Since home cooks use a higher ratio of the hongyou runoff to dress other dishes, we highly recommend the oilier end of the caiziyou-to-chili ratio. Traditionally, this is between 3:1 and 5:1. We don’t measure much when cooking, but when developing this recipe we found our usual batch nearing 5:1 (by weight, not volume).
- Caiziyou differs from other vegetable oils. Below 410-464F (210-240C), the rapeseed oil will smell “raw” or grassy. To rid this raw quality, the oil must first be heated until smoking and allowed to cool before using.
- Theoretically, the oil and ground chilies each require adding in three distinct phases. The first pour-over at the highest oil temperature extrudes or “forces out” the smoky-fragrant chili aroma (增香, zēng xiāng). The second pour at a middle temperature draws out the attractive red color of the oil (提色, tí sè). The third and last pour at the lowest temperature preserves the spice of the chilis. But it’s the first two phases that are the most important, and many chefs only use high and middle temperature oil in their lajiaoyou. This is further testament that Sichuan chefs use chili oil primarily for fragrance and color, not heat.
Finally, the batch is covered and sealed for at least 24 hours undisturbed to yield the full effect of the fragrance. Failing to rest your chili oil in a closed container means you’ll lose much of the aroma to the atmosphere. Similar to toasting and grinding 花椒 (huājiāo), Sichuan pepper, making small batches ensures you get the most flavor before fading.
For the aromatic, spiced version of Ma’s Sichuan Chili Oil recipe, refer to my follow-up guide to Aromatic Sichuan Chili Oil!
Sichuan Chili Oil Recipe ft. Caiziyou (Lajiaoyou, 辣椒油)
- Sealable, heat-proof, nonreactive glass or porcelain container
- 30 grams ground chilies, divided (see note) approx. 5 tablespoons
- 150 grams caiziyou (roasted rapeseed oil), divided approx. ⅔ cup
- Begin with a third of the chili mixture in your heatproof container. In a wok or saucepot, add the cold oil. If attaching a hands-free thermometer, take care that the sensor end is sufficiently submerged for an accurate reading but not touching the metal of the cooking vessel.
- Heat oil until smoking, about 410°F/210°C on a medium heat setting*, stirring occasionally to ensure heating is even.

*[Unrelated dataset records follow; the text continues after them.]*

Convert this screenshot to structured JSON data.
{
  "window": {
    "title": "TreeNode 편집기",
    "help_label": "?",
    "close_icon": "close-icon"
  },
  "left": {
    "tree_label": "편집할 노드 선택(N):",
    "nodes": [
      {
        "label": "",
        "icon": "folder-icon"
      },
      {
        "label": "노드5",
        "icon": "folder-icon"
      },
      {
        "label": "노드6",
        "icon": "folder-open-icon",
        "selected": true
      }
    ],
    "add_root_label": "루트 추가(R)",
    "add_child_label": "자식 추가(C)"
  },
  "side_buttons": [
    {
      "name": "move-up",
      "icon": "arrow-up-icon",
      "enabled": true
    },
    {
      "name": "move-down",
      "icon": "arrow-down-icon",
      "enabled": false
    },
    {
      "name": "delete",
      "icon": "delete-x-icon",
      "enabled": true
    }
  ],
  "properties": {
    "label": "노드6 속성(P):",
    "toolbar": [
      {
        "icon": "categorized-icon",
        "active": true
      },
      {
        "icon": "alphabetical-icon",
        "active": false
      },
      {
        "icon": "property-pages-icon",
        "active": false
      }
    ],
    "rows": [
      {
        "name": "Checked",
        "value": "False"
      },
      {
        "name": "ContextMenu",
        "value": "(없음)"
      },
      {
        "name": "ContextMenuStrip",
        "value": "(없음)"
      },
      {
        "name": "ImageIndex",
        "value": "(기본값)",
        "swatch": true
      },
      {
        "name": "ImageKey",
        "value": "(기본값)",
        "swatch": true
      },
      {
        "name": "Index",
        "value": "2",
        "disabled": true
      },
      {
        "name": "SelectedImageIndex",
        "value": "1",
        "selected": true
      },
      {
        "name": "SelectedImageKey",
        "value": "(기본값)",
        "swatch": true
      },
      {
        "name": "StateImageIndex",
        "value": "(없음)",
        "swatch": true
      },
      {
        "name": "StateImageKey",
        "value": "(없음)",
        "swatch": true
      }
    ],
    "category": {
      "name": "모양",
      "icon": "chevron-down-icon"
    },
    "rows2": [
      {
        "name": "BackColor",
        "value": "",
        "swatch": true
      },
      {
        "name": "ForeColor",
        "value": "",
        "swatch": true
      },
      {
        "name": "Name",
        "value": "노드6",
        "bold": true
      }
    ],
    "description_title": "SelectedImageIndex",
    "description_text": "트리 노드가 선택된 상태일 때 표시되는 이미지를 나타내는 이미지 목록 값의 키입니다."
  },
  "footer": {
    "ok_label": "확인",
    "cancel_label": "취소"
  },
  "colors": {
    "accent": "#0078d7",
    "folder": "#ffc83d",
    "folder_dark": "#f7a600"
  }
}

Turn off heat and allow to cool on its own, taking care not to exceed 464°F/240°C. *If your heating element is too hot, your caiziyou will heat unevenly, producing smoke earlier on. If this happens (smoking heavily by 375°F/190°C), it's better to take the oil off the heat early than risk burning the oil. It's always possible your temperature gauge may not be perfectly accurate, so learning to judge by sight/smell is the most reliable skill for mastering your unique cooking environment!
- Once cooked oil cools to about 356°F/180°C*, pour a third of the oil into your container with the ground chilies, stirring constantly. It should bubble vigorously, but not burn. While it's still bubbling, add another third of the ground chilies.*For the right fragrance at this step, the oil must be no cooler than 356°F/180°C and no hotter than 375°F/190°C.
- Once cooked oil cools to about 302°F/150°C, pour another third of the oil into the container, stirring constantly. Add the remaining third of the ground chilies.
- Once cooked oil cools to about 248°F/120°C, pour the remaining third of oil into the container, stirring constantly. Cover the container and let rest on counter for at least 24 hours before using.
Tried this recipe?